__DATASET RECORDS__:
|---|

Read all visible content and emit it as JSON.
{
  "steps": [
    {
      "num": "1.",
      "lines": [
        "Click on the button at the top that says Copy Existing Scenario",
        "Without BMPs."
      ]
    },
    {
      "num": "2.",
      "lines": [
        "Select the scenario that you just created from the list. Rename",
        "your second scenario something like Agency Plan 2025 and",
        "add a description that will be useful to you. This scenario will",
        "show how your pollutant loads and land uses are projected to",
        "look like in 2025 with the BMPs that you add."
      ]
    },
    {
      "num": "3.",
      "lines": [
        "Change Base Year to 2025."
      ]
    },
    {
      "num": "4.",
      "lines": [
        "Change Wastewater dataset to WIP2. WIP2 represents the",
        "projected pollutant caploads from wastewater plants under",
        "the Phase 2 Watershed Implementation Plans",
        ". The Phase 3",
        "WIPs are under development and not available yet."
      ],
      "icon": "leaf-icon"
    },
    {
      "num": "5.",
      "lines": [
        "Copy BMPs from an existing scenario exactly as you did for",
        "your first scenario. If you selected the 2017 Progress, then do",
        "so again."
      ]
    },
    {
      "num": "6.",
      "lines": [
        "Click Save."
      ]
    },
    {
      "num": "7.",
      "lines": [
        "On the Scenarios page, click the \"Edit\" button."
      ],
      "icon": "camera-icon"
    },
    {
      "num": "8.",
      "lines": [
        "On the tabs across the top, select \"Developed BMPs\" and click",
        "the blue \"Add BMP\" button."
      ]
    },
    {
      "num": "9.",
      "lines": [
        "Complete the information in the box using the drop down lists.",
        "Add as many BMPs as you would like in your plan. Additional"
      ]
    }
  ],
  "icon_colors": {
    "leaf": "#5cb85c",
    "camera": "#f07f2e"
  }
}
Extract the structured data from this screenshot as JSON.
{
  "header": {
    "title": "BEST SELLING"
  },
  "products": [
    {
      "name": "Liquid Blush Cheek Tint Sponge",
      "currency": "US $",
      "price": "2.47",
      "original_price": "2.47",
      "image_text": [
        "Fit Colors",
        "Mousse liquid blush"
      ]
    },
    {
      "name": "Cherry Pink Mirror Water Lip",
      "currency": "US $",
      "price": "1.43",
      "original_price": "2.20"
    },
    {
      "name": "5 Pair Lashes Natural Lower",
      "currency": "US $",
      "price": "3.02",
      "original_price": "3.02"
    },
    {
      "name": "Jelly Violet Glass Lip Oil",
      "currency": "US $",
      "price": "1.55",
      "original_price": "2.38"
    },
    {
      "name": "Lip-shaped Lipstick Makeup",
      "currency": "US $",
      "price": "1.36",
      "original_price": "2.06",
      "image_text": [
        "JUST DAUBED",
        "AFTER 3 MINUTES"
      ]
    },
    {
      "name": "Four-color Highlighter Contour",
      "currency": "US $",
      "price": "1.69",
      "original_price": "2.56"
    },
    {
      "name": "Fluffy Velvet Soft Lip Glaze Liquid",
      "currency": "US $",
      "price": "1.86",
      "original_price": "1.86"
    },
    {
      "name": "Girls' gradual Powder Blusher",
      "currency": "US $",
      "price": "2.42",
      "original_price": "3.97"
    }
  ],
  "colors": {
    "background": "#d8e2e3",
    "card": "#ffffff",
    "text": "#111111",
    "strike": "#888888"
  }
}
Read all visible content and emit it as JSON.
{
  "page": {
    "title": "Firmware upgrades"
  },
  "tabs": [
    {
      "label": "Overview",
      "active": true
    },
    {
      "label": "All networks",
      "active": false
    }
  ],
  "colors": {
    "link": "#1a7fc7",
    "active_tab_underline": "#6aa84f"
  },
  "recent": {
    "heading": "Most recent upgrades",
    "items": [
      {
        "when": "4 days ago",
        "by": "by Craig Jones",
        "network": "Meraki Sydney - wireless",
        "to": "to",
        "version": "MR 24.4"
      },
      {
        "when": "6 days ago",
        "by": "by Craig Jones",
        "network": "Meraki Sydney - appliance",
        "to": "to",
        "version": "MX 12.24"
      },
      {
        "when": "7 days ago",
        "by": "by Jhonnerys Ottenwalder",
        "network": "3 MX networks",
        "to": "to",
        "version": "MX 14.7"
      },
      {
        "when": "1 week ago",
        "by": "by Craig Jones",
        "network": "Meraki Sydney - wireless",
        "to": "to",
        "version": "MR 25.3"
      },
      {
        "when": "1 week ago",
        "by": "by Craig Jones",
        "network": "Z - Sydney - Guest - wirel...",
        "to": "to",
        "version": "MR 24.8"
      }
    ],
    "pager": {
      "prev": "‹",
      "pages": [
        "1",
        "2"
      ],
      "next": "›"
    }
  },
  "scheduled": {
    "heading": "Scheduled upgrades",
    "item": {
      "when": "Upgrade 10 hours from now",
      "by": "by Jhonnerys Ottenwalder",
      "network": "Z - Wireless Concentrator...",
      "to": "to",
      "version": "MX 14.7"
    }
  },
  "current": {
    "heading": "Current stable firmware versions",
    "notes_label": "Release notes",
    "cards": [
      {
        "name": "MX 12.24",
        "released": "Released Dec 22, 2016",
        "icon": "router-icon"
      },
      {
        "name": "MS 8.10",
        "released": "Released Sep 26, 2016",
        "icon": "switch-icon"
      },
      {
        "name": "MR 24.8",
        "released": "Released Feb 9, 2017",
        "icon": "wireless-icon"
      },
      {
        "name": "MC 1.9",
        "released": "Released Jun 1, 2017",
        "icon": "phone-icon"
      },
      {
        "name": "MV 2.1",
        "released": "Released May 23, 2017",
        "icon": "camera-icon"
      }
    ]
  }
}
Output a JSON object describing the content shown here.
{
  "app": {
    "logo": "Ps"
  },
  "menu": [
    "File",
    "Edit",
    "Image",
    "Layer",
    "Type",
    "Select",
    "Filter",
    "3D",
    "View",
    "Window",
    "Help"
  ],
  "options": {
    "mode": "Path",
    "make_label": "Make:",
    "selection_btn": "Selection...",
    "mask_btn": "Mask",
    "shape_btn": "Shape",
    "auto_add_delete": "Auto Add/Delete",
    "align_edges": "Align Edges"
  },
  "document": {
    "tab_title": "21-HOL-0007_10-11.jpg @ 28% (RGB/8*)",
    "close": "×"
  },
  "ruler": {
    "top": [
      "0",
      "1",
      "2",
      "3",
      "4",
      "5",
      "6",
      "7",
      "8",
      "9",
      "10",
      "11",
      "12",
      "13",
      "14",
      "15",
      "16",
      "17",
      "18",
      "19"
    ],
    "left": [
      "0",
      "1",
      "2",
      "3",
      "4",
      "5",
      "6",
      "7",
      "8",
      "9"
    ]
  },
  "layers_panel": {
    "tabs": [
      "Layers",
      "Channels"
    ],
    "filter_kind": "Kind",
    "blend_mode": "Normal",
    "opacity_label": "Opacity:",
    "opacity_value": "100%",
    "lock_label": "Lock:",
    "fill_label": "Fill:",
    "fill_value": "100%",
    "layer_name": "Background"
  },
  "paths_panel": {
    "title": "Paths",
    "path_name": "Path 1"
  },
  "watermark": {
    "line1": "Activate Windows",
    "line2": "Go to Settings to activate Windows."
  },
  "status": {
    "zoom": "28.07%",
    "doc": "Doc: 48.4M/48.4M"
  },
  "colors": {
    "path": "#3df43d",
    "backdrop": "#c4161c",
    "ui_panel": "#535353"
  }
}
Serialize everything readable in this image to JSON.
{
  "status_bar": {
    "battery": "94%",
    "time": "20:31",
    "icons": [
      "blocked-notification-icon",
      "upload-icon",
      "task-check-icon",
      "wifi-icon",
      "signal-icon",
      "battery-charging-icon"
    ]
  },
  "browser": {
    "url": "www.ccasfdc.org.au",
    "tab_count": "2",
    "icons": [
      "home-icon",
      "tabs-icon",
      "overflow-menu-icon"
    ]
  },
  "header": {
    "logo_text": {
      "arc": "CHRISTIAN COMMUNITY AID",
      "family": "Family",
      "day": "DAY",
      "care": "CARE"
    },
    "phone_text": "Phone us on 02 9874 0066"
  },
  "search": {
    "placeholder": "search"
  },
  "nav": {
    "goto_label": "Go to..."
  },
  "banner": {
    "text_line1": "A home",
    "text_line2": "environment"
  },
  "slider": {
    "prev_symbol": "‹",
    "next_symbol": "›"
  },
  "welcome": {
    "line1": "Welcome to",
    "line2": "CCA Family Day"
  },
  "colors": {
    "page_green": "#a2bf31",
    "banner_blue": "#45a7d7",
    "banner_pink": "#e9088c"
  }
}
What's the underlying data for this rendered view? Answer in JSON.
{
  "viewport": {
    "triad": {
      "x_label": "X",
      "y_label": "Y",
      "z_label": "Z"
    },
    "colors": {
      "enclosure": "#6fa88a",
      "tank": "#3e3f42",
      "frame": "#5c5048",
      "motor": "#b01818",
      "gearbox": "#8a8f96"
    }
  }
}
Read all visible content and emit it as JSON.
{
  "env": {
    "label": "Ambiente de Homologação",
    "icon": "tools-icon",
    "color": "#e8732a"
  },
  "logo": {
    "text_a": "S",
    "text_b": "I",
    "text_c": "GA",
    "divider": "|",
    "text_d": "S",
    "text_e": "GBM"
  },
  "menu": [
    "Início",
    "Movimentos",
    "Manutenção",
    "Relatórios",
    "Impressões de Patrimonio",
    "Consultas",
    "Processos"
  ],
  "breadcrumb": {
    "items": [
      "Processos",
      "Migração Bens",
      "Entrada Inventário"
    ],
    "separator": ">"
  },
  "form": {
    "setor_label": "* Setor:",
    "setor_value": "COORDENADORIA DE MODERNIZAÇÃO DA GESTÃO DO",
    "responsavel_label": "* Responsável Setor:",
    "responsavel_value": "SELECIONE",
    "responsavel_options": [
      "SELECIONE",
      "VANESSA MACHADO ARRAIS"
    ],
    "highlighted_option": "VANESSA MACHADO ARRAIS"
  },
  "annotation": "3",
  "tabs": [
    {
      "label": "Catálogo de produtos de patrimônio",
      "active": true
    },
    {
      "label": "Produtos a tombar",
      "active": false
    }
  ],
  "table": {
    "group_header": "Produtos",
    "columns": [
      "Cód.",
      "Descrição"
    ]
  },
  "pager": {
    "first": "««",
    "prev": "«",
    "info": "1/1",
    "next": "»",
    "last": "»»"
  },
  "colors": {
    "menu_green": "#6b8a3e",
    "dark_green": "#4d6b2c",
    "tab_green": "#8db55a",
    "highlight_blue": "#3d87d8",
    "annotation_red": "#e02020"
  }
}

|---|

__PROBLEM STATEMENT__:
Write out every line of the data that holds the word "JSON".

__ANSWER FOR THIS EXERCISE__:
Read all visible content and emit it as JSON.
Extract the structured data from this screenshot as JSON.
Read all visible content and emit it as JSON.
Output a JSON object describing the content shown here.
Serialize everything readable in this image to JSON.
What's the underlying data for this rendered view? Answer in JSON.
Read all visible content and emit it as JSON.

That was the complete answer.